OK. It’s pretty obvious that this recently re-discovered music hall isn’t in the best condition (even though, having been cleared of 30 tonnes of rubbish and rubble, it’s looking better now than it had done for decades); but it’s still an incredibly rare and precious find.
The area of Berlin in which it’s located was once home to hundreds of bars, restaurants and other entertainment venues. Just a tiny slice, in fact, of the city’s legendary Weimar-era nightlife, although virtually none survived the Nazi crackdown on ‘decadent’ living or the later devastation of World War Two bombing.
It was established in 1905 as a restaurant and entertainment venue named – rather matter of factly - “Fritz Schmidt’s Restaurant and Festival Halls” and soon became a fixture on Berlin’s party circuit.
Here’s what it looked like soon after it was first opened, with its ceilings intact, stage set for a performance, and dozens of tables awaiting the arrival of no doubt rather raucous guests.
In 1919, the building was expanded and refurbished, more imaginatively renamed the “Kolibri”, and continued to cater, throughout the 1920s, to Berlin’s fun-loving crowd.
It’s probably safe to assume that the variety shows in which it specialised were a little on the risque side, because from 1934 – the year Hitler seized power in Germany – all records for the nightclub abruptly cease.
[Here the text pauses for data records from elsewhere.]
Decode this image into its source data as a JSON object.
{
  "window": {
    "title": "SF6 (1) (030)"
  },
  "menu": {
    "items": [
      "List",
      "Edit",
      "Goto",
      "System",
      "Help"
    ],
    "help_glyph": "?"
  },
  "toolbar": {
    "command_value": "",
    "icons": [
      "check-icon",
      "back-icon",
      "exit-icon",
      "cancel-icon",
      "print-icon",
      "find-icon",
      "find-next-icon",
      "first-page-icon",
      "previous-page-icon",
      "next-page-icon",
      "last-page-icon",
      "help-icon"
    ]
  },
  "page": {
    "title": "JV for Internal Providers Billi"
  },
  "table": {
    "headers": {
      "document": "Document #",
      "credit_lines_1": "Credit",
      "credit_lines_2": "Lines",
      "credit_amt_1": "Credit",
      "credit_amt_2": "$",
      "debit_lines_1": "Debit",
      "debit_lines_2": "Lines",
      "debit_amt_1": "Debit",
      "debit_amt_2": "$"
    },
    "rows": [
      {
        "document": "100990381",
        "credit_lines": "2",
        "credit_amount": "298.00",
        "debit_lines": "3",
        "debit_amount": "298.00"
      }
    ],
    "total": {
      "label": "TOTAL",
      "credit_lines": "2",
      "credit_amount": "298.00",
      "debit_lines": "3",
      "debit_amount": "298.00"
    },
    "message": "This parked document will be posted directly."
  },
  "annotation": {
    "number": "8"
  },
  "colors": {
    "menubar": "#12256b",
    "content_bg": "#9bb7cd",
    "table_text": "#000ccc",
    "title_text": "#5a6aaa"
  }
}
And that, basically, seems to have been the last of the Kolibri, which ended up in East Berlin after the war and was first used as a metal working shop, then a rubbish dump, before being locked up and forgotten entirely.
It was finally rediscovered by a Berlin property developer in 2008, who happened to be walking past the dilapidated building and was curious to know more about it. Following his amazing discovery, he spent many years negotiating a sale with the building’s Czech owners, who had inherited the property but never once set foot inside.
It’s only recently that his extraordinary find has been made public, and although council regulations mean it will never be transformed back into the nightclub it once was, all efforts will be made to preserve the interior.
What that really means remains to be seen, and these publicity shots, distributed before the building was once again sealed to await renovation, may be the only glimpse we’ll ever have of a dusty, dirty, beautiful space that provides one of Berlin’s few remaining links to its glamorous hey-day.
So if you ever happen to be in Berlin and pass a crumbling building that looks something like the one below (and yes, there are still many of them) – this is where Berlin’s lost cabaret was discovered. So take a peek inside. You never know quite what you’ll find.
Image credits: Moritz Gruppe GmbH/Ronny Goyn
Bonus viewing: a taste of Berlin night-life in the 1920s (the toned-down version).